Posts Tagged ‘April Ayers Lawson’
August 12, 2016 | by The Paris Review
Our colleague Bobby sent me back to Edith Wharton’s novel of 1870s New York, The Age of Innocence. What struck Bobby (I’m paraphrasing) was the air of heavy surveillance: the action begins in an opera box, under the scrutiny of hundreds of eyes, and basically stays there. It feels oddly contemporary. At the same time The Age of Innocence is, very self-consciously, an historical novel. That’s what struck me: it appeared in 1920, almost fifty years after the events it describes, and belongs to that fun subgenre of novels—e.g., A Journal of the Plague Year, Middlemarch, Swann’s Way—that imagine what the grown-ups were actually up to when the author was a kid. —Lorin Stein
When City Lights was preparing to publish the first edition of Julio Cortázar’s poetry in English in 1997 (it’s number fifty-three in the Pocket Poets series), Ferlinghetti wanted to produce a lean volume. In doing so, he cut the essay “For Listening Through Headphones,” which Cortázar begins by mourning the “pre-echo” on some records that mars “the brief night of the ears as they get ready for the fresh irruption of sound.” It’s funny that an essay that more than once uses the play of light and darkness to illuminate sound would be omitted from a book titled Save Twilight. But this month, City Lights is reissuing the volume, now heftier, thanks in part to the restoration of “For Listening” (and other poems that were left out from the original). In addition to being mesmerizing and utterly gorgeous (“now the needle / runs through the former silence and focuses it / in a black plush … a phosphene silence”), the essay links the experience of hearing music through headphones to poetry’s innate intimacy: “How not to think, then, that somehow poetry is a word heard through invisible headphones as soon as the poem begins to work its spell.” —Nicole Rudick Read More »

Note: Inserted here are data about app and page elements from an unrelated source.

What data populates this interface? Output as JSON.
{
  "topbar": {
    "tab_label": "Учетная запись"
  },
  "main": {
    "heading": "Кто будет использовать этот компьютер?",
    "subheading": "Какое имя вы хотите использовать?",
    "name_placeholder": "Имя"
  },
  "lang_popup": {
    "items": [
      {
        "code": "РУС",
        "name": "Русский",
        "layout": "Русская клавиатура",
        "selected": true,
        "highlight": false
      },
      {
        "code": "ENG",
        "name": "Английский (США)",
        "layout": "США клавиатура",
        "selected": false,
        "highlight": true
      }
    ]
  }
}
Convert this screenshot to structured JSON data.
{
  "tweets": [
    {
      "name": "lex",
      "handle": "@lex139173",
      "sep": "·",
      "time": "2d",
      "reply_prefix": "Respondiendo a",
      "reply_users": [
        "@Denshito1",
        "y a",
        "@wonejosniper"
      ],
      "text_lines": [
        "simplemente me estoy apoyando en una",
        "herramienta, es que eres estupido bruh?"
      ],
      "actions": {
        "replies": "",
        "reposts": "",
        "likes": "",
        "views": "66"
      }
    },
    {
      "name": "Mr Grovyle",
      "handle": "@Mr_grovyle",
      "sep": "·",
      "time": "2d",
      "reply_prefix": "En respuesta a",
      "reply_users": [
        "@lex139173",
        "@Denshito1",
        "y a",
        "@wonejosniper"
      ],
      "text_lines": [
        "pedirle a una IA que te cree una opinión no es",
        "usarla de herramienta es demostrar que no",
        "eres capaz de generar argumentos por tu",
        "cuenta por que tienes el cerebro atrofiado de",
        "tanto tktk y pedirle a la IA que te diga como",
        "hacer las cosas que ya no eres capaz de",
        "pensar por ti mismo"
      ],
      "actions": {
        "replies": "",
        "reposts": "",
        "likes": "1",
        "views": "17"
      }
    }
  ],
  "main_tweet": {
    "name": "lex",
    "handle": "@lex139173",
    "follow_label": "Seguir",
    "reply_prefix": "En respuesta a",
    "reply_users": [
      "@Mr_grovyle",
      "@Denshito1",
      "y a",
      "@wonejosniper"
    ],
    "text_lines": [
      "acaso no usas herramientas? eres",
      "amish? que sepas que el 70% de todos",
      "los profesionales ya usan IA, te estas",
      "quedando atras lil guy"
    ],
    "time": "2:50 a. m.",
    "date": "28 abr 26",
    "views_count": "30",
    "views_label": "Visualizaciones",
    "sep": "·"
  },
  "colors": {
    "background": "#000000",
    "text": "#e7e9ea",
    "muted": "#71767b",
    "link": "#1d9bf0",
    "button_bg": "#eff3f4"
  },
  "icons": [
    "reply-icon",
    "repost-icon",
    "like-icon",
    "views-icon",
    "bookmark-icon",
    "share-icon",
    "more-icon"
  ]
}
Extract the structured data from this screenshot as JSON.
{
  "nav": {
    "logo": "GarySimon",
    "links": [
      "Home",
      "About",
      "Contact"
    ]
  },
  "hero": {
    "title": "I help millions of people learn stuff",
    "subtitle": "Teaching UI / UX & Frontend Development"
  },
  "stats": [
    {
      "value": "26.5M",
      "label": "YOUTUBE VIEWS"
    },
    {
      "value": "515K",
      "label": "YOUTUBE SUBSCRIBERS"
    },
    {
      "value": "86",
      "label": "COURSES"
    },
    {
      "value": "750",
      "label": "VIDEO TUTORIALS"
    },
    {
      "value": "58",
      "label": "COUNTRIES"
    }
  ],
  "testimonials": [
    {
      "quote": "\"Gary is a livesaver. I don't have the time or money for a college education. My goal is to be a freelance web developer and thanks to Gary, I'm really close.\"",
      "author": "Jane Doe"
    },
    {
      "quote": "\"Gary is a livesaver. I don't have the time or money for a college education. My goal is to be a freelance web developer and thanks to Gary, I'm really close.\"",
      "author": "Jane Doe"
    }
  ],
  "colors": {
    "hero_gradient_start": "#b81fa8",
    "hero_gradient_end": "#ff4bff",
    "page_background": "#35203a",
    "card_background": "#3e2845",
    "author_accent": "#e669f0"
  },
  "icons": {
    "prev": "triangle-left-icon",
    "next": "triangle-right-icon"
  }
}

August 25, 2015 | by The Paris Review
This November, we’re publishing our first anthology of new writing in more than fifty years. The Unprofessionals: New American Writing from The Paris Review features thirty-one stories, poems, and essays by a new generation of writer. It’s a master class, across genres, in what is best and most alive in American literature today.
Take a look at the cover and you’ll recognize names such as John Jeremiah Sullivan, Atticus Lish, Emma Cline, Ben Lerner, and others who have become emblematic of a renaissance in American writing. Although these are younger writers, already any history of the era would be incomplete without them. At a moment when it’s easy to see art as another product—and when writers, especially, are encouraged to think of themselves as professionals—the stories, poems, and essays in this collection have no truck with self-promotion. They turn inward. They’re not afraid to stare, to dissent, or even to offend. They answer only to themselves.
In the coming months, we’ll reveal more about the anthology, which Akhil Sharma calls “the best possible introduction to the best literary magazine we have.” Stay tuned!
April 8, 2011 | by Thessaly La Force
On Tuesday, The Paris Review will be hosting its Spring Revel, a fund-raiser held each year at Cipriani’s 42nd Street. As readers of The Daily may already know, Robert Redford will be presenting James Salter with The Paris Review Hadada; Fran Lebowitz will be awarding Elif Batuman the Terry Southern Humor Prize for her piece in The Daily called “My 12-Hour Blind Date with Dostoevsky”; and Ann Beattie will be giving April Ayers Lawson the Plimpton Prize for her short story “Virgin.” It’s a very fun affair. To quote Mary Karr: the Revel is “prom for New York intellectuals.”
We are excited for those of you who are already coming. A few tickets are left, and it goes without saying that they are available for purchase to all of our readers.
September 21, 2010 | by Lorin Stein
April Ayers Lawson’s short story “Virgin” appears in our new issue. It is Lawson’s first appearance in a magazine with national circulation. Last week she was kind enough to answer a few questions from her home in Greenville, South Carolina.
In “Virgin” you describe sexual frustration and desire very convincingly—and very specifically—from a man’s point of view. How did you do it?
Close observation. Male frustration seems to me more focused, more linear, than female frustration. This interests me a lot. Also, I enjoy asking men about what they think it means to be a man. I like to hear about the women in their lives—how they view their mothers, sisters, girlfriends, wives. I like to try to understand what it means to be “manly,” what it means for a man to think he's failed to be manly. The more I understand men, the more I understand women.
Also, when a story is about women—I consider the story to be mostly about the women—it makes more sense to me to feel them from the perspective of a man.
Did you ever feel out of your depth?
The perspective came naturally. If it didn't I'd have aborted. When I write I’m doing it as an act of discovery. Also to get high. What I’m writing should feel at least as real to me as what’s physically around me. It should rise out of and also sustain a heightened sense of emotional reality. Otherwise, no point, no pleasure.
The stories of yours that I have read are all set in the South among Evangelical Christians. Do you write with a Southern Christian reader in mind? Read More »